During the earthquake, even well-constructed brick houses were extensively damaged, and many adobe-type buildings were completely destroyed. Nearly all the roads in the area were cracked, pipelines were broken and tombstones fell. Fortunately none of the dams in the area failed, although the earth walls of some were cracked.

Extensive fires ravaged the mountains due to sparks caused by falling rocks and screeslides. The duration of the main shock was 15 seconds.

The Ceres – Tulbagh earthquake – Geological Background

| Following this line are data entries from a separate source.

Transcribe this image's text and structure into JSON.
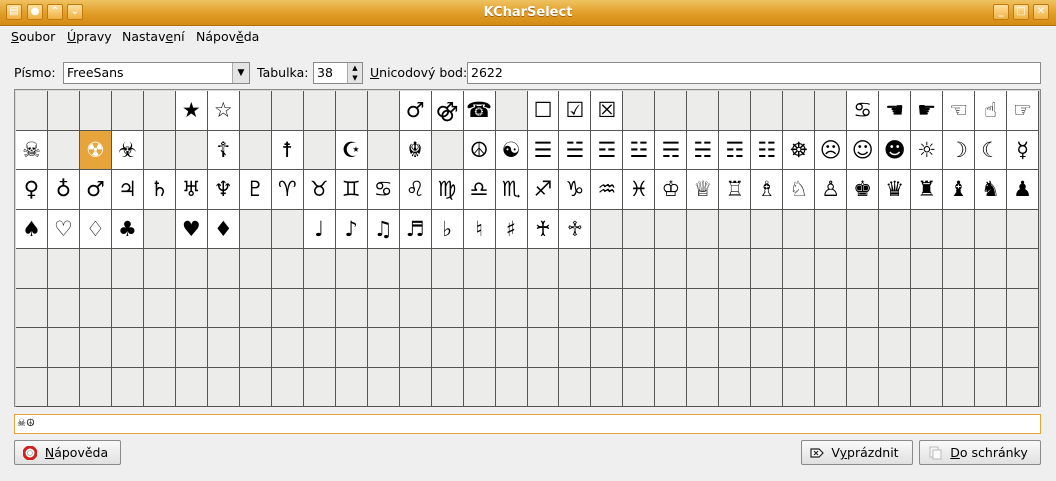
{
  "window": {
    "title": "KCharSelect",
    "left_buttons": [
      "window-menu-icon",
      "sticky-icon",
      "shade-up-icon",
      "shade-down-icon"
    ],
    "right_buttons": [
      "minimize-icon",
      "maximize-icon",
      "close-icon"
    ]
  },
  "menubar": {
    "items": [
      {
        "accel": "S",
        "rest": "oubor"
      },
      {
        "accel": "Ú",
        "rest": "pravy"
      },
      {
        "pre": "Nastav",
        "accel": "e",
        "rest": "ní"
      },
      {
        "pre": "Nápov",
        "accel": "ě",
        "rest": "da"
      }
    ]
  },
  "toolbar": {
    "font_label": "Písmo:",
    "font_value": "FreeSans",
    "table_label": "Tabulka:",
    "table_value": "38",
    "unicode_label_accel": "U",
    "unicode_label_rest": "nicodový bod:",
    "unicode_value": "2622"
  },
  "grid": {
    "columns": 32,
    "rows": [
      [
        "",
        "",
        "",
        "",
        "",
        "★",
        "☆",
        "",
        "",
        "",
        "",
        "",
        "♂",
        "⚣",
        "☎",
        "",
        "☐",
        "☑",
        "☒",
        "",
        "",
        "",
        "",
        "",
        "",
        "",
        "♋",
        "☚",
        "☛",
        "☜",
        "☝",
        "☞",
        "☟"
      ],
      [
        "☠",
        "",
        "☢",
        "☣",
        "",
        "",
        "☦",
        "",
        "☨",
        "",
        "☪",
        "",
        "☬",
        "",
        "☮",
        "☯",
        "☰",
        "☱",
        "☲",
        "☳",
        "☴",
        "☵",
        "☶",
        "☷",
        "☸",
        "☹",
        "☺",
        "☻",
        "☼",
        "☽",
        "☾",
        "☿"
      ],
      [
        "♀",
        "♁",
        "♂",
        "♃",
        "♄",
        "♅",
        "♆",
        "♇",
        "♈",
        "♉",
        "♊",
        "♋",
        "♌",
        "♍",
        "♎",
        "♏",
        "♐",
        "♑",
        "♒",
        "♓",
        "♔",
        "♕",
        "♖",
        "♗",
        "♘",
        "♙",
        "♚",
        "♛",
        "♜",
        "♝",
        "♞",
        "♟"
      ],
      [
        "♠",
        "♡",
        "♢",
        "♣",
        "",
        "♥",
        "♦",
        "",
        "",
        "♩",
        "♪",
        "♫",
        "♬",
        "♭",
        "♮",
        "♯",
        "♰",
        "♱",
        "",
        "",
        "",
        "",
        "",
        "",
        "",
        "",
        "",
        "",
        "",
        "",
        "",
        ""
      ],
      [
        "",
        "",
        "",
        "",
        "",
        "",
        "",
        "",
        "",
        "",
        "",
        "",
        "",
        "",
        "",
        "",
        "",
        "",
        "",
        "",
        "",
        "",
        "",
        "",
        "",
        "",
        "",
        "",
        "",
        "",
        "",
        ""
      ],
      [
        "",
        "",
        "",
        "",
        "",
        "",
        "",
        "",
        "",
        "",
        "",
        "",
        "",
        "",
        "",
        "",
        "",
        "",
        "",
        "",
        "",
        "",
        "",
        "",
        "",
        "",
        "",
        "",
        "",
        "",
        "",
        ""
      ],
      [
        "",
        "",
        "",
        "",
        "",
        "",
        "",
        "",
        "",
        "",
        "",
        "",
        "",
        "",
        "",
        "",
        "",
        "",
        "",
        "",
        "",
        "",
        "",
        "",
        "",
        "",
        "",
        "",
        "",
        "",
        "",
        ""
      ],
      [
        "",
        "",
        "",
        "",
        "",
        "",
        "",
        "",
        "",
        "",
        "",
        "",
        "",
        "",
        "",
        "",
        "",
        "",
        "",
        "",
        "",
        "",
        "",
        "",
        "",
        "",
        "",
        "",
        "",
        "",
        "",
        ""
      ]
    ],
    "selected": [
      1,
      2
    ]
  },
  "clipboard_strip": "☠☮",
  "buttons": {
    "help_accel": "N",
    "help_rest": "ápověda",
    "clear_pre": "V",
    "clear_accel": "y",
    "clear_rest": "prázdnit",
    "copy_accel": "D",
    "copy_rest": "o schránky"
  }
}
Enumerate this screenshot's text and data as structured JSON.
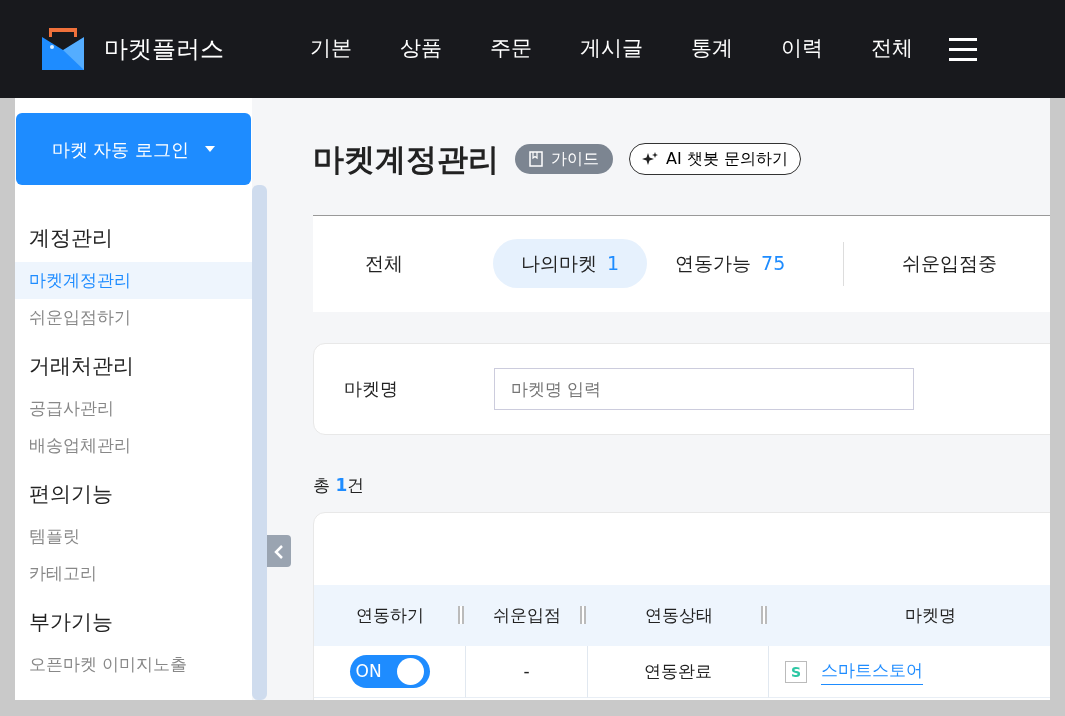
{
  "header": {
    "brand": "마켓플러스",
    "nav": [
      {
        "label": "기본"
      },
      {
        "label": "상품"
      },
      {
        "label": "주문"
      },
      {
        "label": "게시글"
      },
      {
        "label": "통계"
      },
      {
        "label": "이력"
      },
      {
        "label": "전체"
      }
    ]
  },
  "sidebar": {
    "login_button": "마켓 자동 로그인",
    "sections": [
      {
        "title": "계정관리",
        "items": [
          {
            "label": "마켓계정관리",
            "selected": true
          },
          {
            "label": "쉬운입점하기",
            "selected": false
          }
        ]
      },
      {
        "title": "거래처관리",
        "items": [
          {
            "label": "공급사관리",
            "selected": false
          },
          {
            "label": "배송업체관리",
            "selected": false
          }
        ]
      },
      {
        "title": "편의기능",
        "items": [
          {
            "label": "템플릿",
            "selected": false
          },
          {
            "label": "카테고리",
            "selected": false
          }
        ]
      },
      {
        "title": "부가기능",
        "items": [
          {
            "label": "오픈마켓 이미지노출",
            "selected": false
          }
        ]
      }
    ]
  },
  "page": {
    "title": "마켓계정관리",
    "guide_button": "가이드",
    "ai_button": "AI 챗봇 문의하기"
  },
  "tabs": [
    {
      "label": "전체",
      "selected": false
    },
    {
      "label": "나의마켓",
      "count": "1",
      "selected": true
    },
    {
      "label": "연동가능",
      "count": "75",
      "selected": false
    },
    {
      "label": "쉬운입점중",
      "selected": false
    }
  ],
  "filter": {
    "label": "마켓명",
    "placeholder": "마켓명 입력"
  },
  "total": {
    "prefix": "총",
    "count": "1",
    "suffix": "건"
  },
  "table": {
    "columns": [
      "연동하기",
      "쉬운입점",
      "연동상태",
      "마켓명"
    ],
    "rows": [
      {
        "linked": true,
        "toggle_label": "ON",
        "easy_entry": "-",
        "status": "연동완료",
        "market_icon": "S",
        "market": "스마트스토어"
      }
    ]
  }
}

A series of earth tremors centered on the Witzenberg Mountain range occurred from 1969-1970. The size and temporal spacing of the aftershocks indicated an earthquake “swarm”, which is characteristic of a tectonically heteregenous folded mountain belt. The spatial and temporal spacing of the earth tremors suggest a shallow tectonic failure along the ancient Saron-Groenhof lineament. It is estimated from the magnitude of 6.3 on the Richter scale, that the earthquake resulted from a displacement of 26 cm over a 20km length. The accumulation of forces over time will probably cause another earthquake in the future.